Students and Young Professionals Activity: How to write research papers and grant proposals

Organised by the IEEE Computational Intelligence Society Students Activities Sub-Committee

Activity Aim & Talks

In this virtual activity, three speakers will share their experience and suggestions of writing research papers and grant proposals, followed by Q&A.

Talk: How to Write Research Papers?

Speaker: Prof. Xin Yao, Southern University of Science and Technology, China.

Abstract: The title of this talk is a question that is impssible to answer correctly. In fact, it is not even an appropriate question to ask in the first place. Unfortunately, I am stuck with this title because I am incapable of coming up with a better one. In this talk, I will first explain why this is not an ideal question to ask. Then I will share some of my own experiences of doing research and reporting research outcomes. Some of these experiences have taught me what not to do, in addition to what I should have done. Finally, a few random remarks will be made.

Talk: Securing Research Funding, for PhD students and Post Docs

Speakers: Prof. Carola Doerr and Dr. Martin Krejca, Sorbonne Université, CNRS, LIP6, Paris, France.

Abstract: Almost every researcher needs to apply for research funding at some point in their career. In this presentation, we will 1) provide an overview of major grant types for PhD and PostDoc positions, for research visits, and conference attendance, 2) discuss best practices for contacting potential hosts, and 3) share best practices for how to write a good grant proposal.
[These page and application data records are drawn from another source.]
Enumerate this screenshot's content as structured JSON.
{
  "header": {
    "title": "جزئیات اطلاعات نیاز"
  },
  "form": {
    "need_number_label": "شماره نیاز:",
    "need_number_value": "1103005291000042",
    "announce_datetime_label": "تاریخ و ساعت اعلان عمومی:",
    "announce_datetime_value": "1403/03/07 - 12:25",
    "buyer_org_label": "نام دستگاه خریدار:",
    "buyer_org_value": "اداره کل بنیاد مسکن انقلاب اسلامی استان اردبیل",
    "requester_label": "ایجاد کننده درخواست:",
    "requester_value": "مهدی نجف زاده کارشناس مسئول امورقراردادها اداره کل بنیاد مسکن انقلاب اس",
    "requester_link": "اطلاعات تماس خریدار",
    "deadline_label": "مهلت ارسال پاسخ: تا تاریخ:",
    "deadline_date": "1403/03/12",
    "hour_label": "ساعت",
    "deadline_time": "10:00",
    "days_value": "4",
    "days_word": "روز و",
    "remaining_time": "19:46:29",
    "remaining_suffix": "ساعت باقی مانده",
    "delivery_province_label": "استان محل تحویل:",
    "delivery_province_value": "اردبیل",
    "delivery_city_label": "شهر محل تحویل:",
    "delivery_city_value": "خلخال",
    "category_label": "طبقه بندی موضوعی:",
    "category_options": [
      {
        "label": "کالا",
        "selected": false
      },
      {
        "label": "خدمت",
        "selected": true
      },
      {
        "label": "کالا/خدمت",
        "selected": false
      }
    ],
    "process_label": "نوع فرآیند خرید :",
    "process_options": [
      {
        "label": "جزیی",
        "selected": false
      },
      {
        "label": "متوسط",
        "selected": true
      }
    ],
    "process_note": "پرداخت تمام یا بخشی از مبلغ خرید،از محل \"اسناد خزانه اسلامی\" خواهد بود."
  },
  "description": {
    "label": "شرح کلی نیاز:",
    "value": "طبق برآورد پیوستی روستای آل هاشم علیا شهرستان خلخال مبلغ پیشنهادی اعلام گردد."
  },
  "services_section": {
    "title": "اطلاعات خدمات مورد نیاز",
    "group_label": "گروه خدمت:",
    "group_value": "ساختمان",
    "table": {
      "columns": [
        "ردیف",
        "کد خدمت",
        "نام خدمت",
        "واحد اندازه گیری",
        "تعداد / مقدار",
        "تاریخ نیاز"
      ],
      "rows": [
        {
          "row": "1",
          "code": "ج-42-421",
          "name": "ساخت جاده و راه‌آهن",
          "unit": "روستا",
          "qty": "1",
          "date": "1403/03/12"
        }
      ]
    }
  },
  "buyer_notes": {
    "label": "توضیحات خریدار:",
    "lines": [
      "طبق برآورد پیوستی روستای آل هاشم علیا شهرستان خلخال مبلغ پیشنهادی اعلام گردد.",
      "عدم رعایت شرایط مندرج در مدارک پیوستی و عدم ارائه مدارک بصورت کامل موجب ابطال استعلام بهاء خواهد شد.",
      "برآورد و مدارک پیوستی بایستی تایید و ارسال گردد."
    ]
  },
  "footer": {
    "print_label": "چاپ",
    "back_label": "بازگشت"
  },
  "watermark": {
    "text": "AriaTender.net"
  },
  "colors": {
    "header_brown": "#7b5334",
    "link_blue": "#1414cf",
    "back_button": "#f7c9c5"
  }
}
The presentation will have a strong focus on European funding schemes, but we will do our best to collect and to make available relevant information for funding opportunities for other regions. Such a list will be linked from the homepage of Carola, available at

Activity Co-chairs

Dr. Jialin Liu, Southern University of Science and Technology, China.

Dr. Chao Qian, Nanjing University, China.

Dr. Harith AI-Sahaf, Victoria University of Wellington, New Zealand.

Meet the Speakers

Xin Yao is a Chair Professor of Computer Science at the Southern University of Science and Technology, Shenzhen, China, and a part-time professor at the University of Birmingham, UK. His major research interests include evolutionary computation, ensemble learning and search-based software engineering. He is an IEEE fellow, a former (2014-15) president of IEEE Computational Intelligence Society and a former (20003-08) Editor-in-Chief of IEEE Transactions on Evolutionary Computation. His research work won the 2001 IEEE Donald G. Fink Prize Paper Award, 2010, 2016 and 2017 IEEE Transactions on Evolutionary Computation Outstanding Paper Awards, 2010 BT Gordon Radley Award for Best Author of Innovation (Finalist), 2011 IEEE Transactions on Neural Networks Outstanding Paper Award, and other best paper awards. He received a Royal Society Wolfson Research Merit Award in 2012, the IEEE CIS Evolutionary Computation Pioneer Award in 2013, and the 2020 IEEE Frank Rosenblatt Award

Carola Doerr, formerly Winzen, is a permanent CNRS researcher at Sorbonne University in Paris, France. Carola obtained her habilitation from Sorbonne University in 2020, her PhD from Saarland University and the Max Planck Institute for Informatics in 2011, and her diploma in Mathematics from Kiel University in 2007. Prior to her current position she was a PostDoc at Université de Paris, funded through a fellowship of the Alexander von Humboldt foundation. Carola’s main research activities are in the analysis of black-box optimization algorithms, both by mathematical and by empirical means.

Martin Krejca received a B.Sc. and M.Sc. from the University of Jena, Germany, and a PhD from the University of Potsdam, Germany. Currently, he is a postdoc at Sorbonne University, funded by the prestigious Paris Region Fellowship Programme. He is experienced in receiving PhD and travel scholarships, and he also co-authored a successful application to the German Research Foundation. His research interests involve the theoretical analysis of randomized processes, especially randomized search heuristics.